#### [What you will do]
The full listing should be set down exactly as it reads.

##############################

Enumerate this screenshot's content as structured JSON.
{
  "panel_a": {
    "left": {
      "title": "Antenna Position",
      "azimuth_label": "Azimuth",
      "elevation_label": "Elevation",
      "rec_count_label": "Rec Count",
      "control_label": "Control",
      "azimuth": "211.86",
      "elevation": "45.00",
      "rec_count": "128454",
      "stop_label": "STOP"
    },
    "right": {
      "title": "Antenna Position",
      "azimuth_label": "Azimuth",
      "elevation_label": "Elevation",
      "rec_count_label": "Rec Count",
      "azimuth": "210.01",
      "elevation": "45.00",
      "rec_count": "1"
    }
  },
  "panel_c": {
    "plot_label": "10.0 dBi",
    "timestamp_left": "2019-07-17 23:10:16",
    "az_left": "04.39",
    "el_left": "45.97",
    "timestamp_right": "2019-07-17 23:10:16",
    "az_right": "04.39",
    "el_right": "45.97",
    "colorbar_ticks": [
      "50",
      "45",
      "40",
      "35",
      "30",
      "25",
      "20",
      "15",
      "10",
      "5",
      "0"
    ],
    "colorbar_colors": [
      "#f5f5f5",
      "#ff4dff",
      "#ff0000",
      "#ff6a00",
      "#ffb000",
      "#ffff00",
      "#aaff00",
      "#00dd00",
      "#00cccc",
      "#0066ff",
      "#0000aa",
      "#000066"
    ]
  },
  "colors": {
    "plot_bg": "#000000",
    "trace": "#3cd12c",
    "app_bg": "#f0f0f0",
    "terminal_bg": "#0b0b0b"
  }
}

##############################

#### [Solved exercise]
Enumerate this screenshot's content as structured JSON.
{
  "panel_a": {
    "left": {
      "title": "Antenna Position",
      "azimuth_label": "Azimuth",
      "elevation_label": "Elevation",
      "rec_count_label": "Rec Count",
      "control_label": "Control",
      "azimuth": "211.86",
      "elevation": "45.00",
      "rec_count": "128454",
      "stop_label": "STOP"
    },
    "right": {
      "title": "Antenna Position",
      "azimuth_label": "Azimuth",
      "elevation_label": "Elevation",
      "rec_count_label": "Rec Count",
      "azimuth": "210.01",
      "elevation": "45.00",
      "rec_count": "1"
    }
  },
  "panel_c": {
    "plot_label": "10.0 dBi",
    "timestamp_left": "2019-07-17 23:10:16",
    "az_left": "04.39",
    "el_left": "45.97",
    "timestamp_right": "2019-07-17 23:10:16",
    "az_right": "04.39",
    "el_right": "45.97",
    "colorbar_ticks": [
      "50",
      "45",
      "40",
      "35",
      "30",
      "25",
      "20",
      "15",
      "10",
      "5",
      "0"
    ],
    "colorbar_colors": [
      "#f5f5f5",
      "#ff4dff",
      "#ff0000",
      "#ff6a00",
      "#ffb000",
      "#ffff00",
      "#aaff00",
      "#00dd00",
      "#00cccc",
      "#0066ff",
      "#0000aa",
      "#000066"
    ]
  },
  "colors": {
    "plot_bg": "#000000",
    "trace": "#3cd12c",
    "app_bg": "#f0f0f0",
    "terminal_bg": "#0b0b0b"
  }
}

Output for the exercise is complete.